The b pawn and guillotine are very interesting and I took 20 minutes for the first and a few minutes for the other. I will wait for your solution so as not to spoil the fun for other readers.
benedictralph benedictralph 4/20/2017 02:35
12 years and 8 months, but in terms of days, who became IM sooner? Magnus or Nihal?
Karbuncle Karbuncle 4/19/2017 10:49
The first picture he's reading a chess book I designed the cover for! Neat!
HighVoltage HighVoltage 4/19/2017 04:57
Good article. Goodluck Nihal and team
SoDesuKa SoDesuKa 4/15/2017 08:13
And the solution is . . . another problem (or two):

Chess is beautiful. Like mathematics, there is frequently only one solution to a given problem.
Life is awesome. Like chess, there is often only one solution . . . but much more often there are infinite solutions to the same problem. We just have to be nudged by someone enough to change our perspective, however briefly. But once nudged, it is "touch-move", and we can never come back to our starting square. Thanks for the nudge, Nihal Sarin. Thanks for the nudge, Frederic Friedel. A treasure stash of problems and solutions, all mixed together with great chessplaying, joy, exuberance, great writing and images, and much to smile about! Bravo!

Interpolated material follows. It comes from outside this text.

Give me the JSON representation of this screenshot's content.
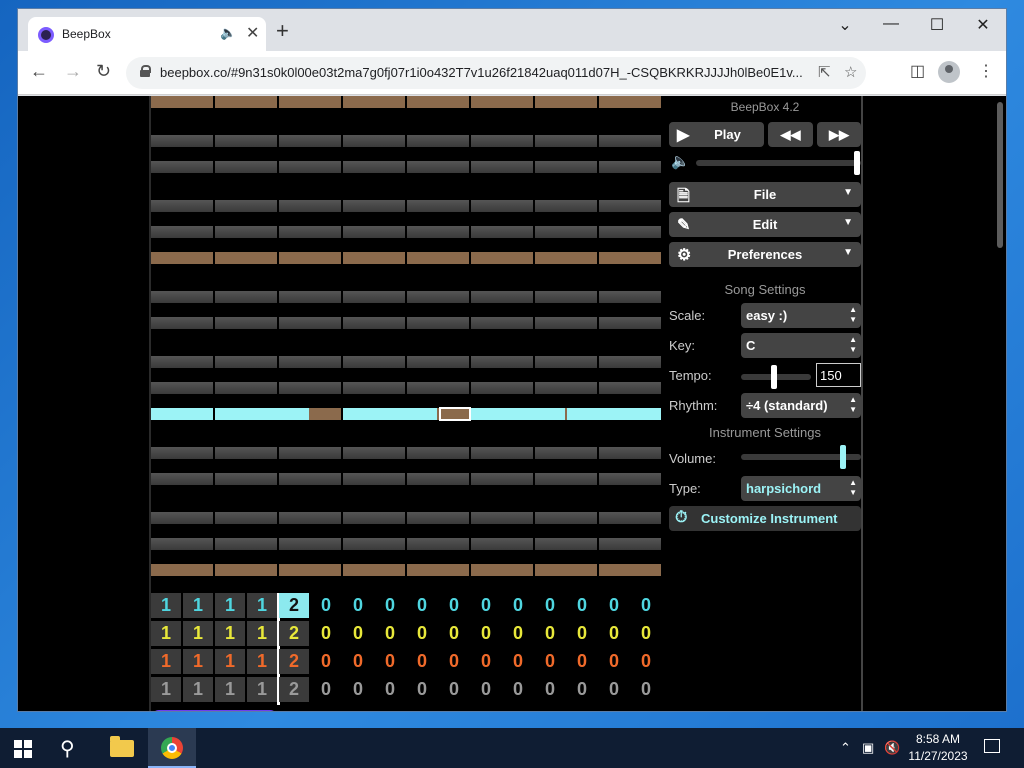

On the night I read Part 1 of this article, for no reason whatsoever, I took the English/Gia-Fu Feng translation of Tao Te Ching off the shelf for the first time in about 20 years. (I am not Chinese or Japanese--just an aficionado, as with chess). I opened the book at random to "Twenty-Seven":

A good walker leaves no tracks;
A good speaker makes no slips;
A good reckoner needs no tally.
A good door needs no lock,
Yet no one can open it.
Good binding requires no knots,
Yet no one can loosen it . . .

. . . If the teacher is not respected,
And the student not cared for,
Confusion will arise, however clever one is.
This is the crux of mystery."